Gilding techniques

Gouache, mission, by brush, shell: there are many techniques to achieve gilding and just as many materials and tools needed to create it. The most precious and beautiful gold plating is obtained using the gold leaf. The two most important techniques to apply it are gouache gilding and mission gilding.

Gouache gilding

Gouache gilding is the most faithful to tradition, the most laborious and the most complex of all, but also the one that ensures the most precious result. It is the best choice if pure gold leaf is chosen. It requires five processing phases:
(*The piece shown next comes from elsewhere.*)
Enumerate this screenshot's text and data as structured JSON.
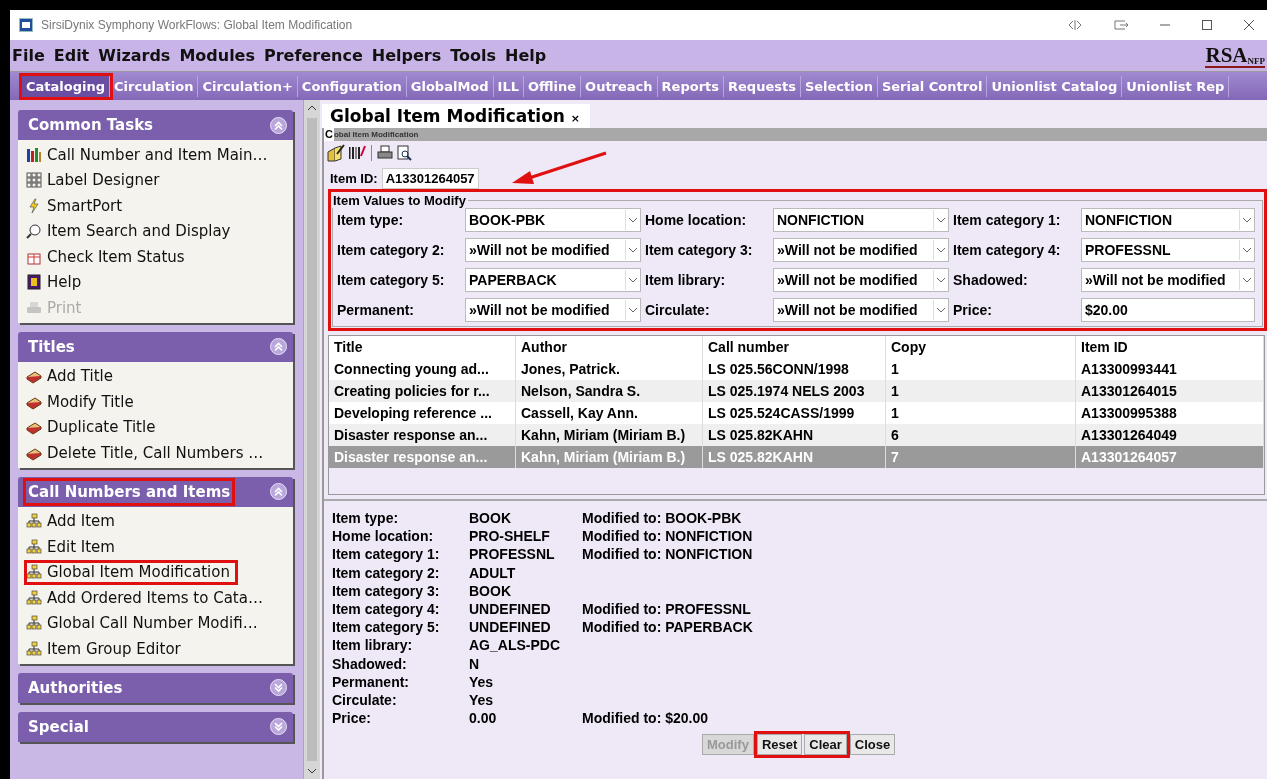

  • gessoing, which consists in preparing the gilding base, obtained by mixing gypsum and rabbit glue dissolved in water then spread by brush in various homogeneous and thin layers, which – once dried – are sanded until a very smooth surface is obtained;
  • bolus coating, mixed with fish glue dissolved in water and filtered with a gauze, it is applied in various layers using a brush;
  • the actual gilding consists of applying the gold leaf on the perfectly dried and moistened bolus only on the part that will be covered by the leaf; 
  • another characteristic step of gouache gilding is the burnishing, that is polishing by means of agate stones that are carefully rubbed over the entire golden surface, or the coating, carried out with liquid bitumen or mecca varnish;
  • the last phase is the protective coating that helps to preserve the gilding and to ensure its durability over time;

Mission gilding

Mission gilding is simpler, faster and more widespread, but less valuable than gouache gilding. This technique also requires five steps: 

  • the preparation of the base, which, depending on the support, may include sanding the surface to be gilded (for example for wood so as to make it smooth and non-porous) or the use of gilding preparation products (for example for gilding on metal);
  • the paint and mission coating, laid in as thin a layer as possible;
  • applying the gold leaf
  • the finish, carried out for example with mecca varnish or liquid bitumen, needed to give, if required, an antique or more characterising appearance;
  • the protective coating with shellac or acrylic products, useful to avoid oxidation of the leaf in the event that real gold leaf is not used.

Depending on the relevant needs, one can choose gold plating with water missionalcohol mission or oil mission. The fundamental difference is in the drying times: water takes 15 minutes, alcohol takes half an hour and oil, used only by the most experienced craftsmen, takes up to 3 hours.

Brush gilding with gold or shell powder

A technique particularly suitable for gilding very deep inlays or for carrying out small finishing work is gilding by brush with gold powder or shell gold. 

In this case, instead of the gold leaf, a compound of gum arabic and fine gold is used that is applied on the paint mission with an ease similar to that of water-colouring.

Gilding using imitation leaf

In order to give a precious appearance to objects, while containing processing costs, gilding with imitation gold leaf, aluminium leaf and copper leaf can also be carried out. All these leaves are applied almost exclusively using the water or alcohol mission gilding technique and require a final protective coating.